Five of the key writers speaking at the Festival of Dangerous Ideas at the Sydney Opera House this weekend have signed a joint statement denouncing Australia's asylum seeker policies and distancing themselves from the views of one of the event's key organisers.
The statement, signed by high-profile journalists Tariq Ali, Laurie Penny, Naomi Klein, Jon Ronson and Johann Hari, took aim at the festival's co-curator, the Ethics Centre, for the involvement of one of its board members, retired Major General Andrew James Molan, in the "unjust treatment of asylum seekers in Australian-controlled detention centres".
Molan was one of the architects of the government's Operation Sovereign Borders asylum-seeker policy, which the visiting writers describe as a "draconian program relying on the remote island detention centres condemned as cruel and inhumane by multiple respected human rights organisations".
Laurie Penny is a feminist writer and socialist activist.
"As festival speakers, we wish to separate ourselves – in the strongest possible terms – from Molan's views and policies," the statement said.
They were also angered by Molan's suggestion the model should be used in Europe.
"Australia's cruel practices towards migrants are wholly unacceptable, and they most certainly should not be exported to Europe, where they would make an already intolerable moral crisis far worse."
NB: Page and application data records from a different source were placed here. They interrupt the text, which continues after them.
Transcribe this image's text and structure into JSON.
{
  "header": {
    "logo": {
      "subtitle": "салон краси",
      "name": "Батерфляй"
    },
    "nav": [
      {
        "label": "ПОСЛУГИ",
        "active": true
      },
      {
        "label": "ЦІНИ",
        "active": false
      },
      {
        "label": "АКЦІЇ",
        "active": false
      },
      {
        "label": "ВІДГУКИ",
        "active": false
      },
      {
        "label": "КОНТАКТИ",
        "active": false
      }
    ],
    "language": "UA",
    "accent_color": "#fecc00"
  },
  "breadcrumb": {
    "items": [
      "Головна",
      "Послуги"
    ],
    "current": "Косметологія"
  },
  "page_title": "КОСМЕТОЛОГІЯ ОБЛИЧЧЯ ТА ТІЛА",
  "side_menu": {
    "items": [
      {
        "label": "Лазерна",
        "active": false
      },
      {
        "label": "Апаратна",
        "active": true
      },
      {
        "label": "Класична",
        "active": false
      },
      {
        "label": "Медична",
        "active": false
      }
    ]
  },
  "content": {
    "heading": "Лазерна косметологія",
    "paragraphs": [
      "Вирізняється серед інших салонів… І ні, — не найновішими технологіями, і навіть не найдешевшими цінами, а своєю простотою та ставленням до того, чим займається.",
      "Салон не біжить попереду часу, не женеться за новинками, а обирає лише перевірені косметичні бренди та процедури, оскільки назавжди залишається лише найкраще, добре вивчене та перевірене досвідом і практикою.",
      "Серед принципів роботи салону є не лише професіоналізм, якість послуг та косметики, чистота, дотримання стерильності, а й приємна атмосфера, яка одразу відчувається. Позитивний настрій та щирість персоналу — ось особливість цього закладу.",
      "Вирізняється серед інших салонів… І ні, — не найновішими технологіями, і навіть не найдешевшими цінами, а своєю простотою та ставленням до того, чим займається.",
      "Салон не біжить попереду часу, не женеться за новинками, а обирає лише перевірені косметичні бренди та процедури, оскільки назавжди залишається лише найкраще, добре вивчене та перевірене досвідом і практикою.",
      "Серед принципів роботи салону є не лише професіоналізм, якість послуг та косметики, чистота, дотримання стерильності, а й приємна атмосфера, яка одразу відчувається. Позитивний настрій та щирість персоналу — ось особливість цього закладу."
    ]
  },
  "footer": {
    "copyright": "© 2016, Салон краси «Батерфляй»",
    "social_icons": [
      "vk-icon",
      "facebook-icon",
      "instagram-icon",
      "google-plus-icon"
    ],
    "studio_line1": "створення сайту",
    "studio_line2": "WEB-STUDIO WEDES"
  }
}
Jim Molan is the former special envoy for operation sovereign borders.
The executive director of the Ethics Centre, Dr Simon Longstaff, has stood by Molan, telling New Matilda he was was not involved in the development of the centre's policy positions. He also said he did not share Molan's views on the issue.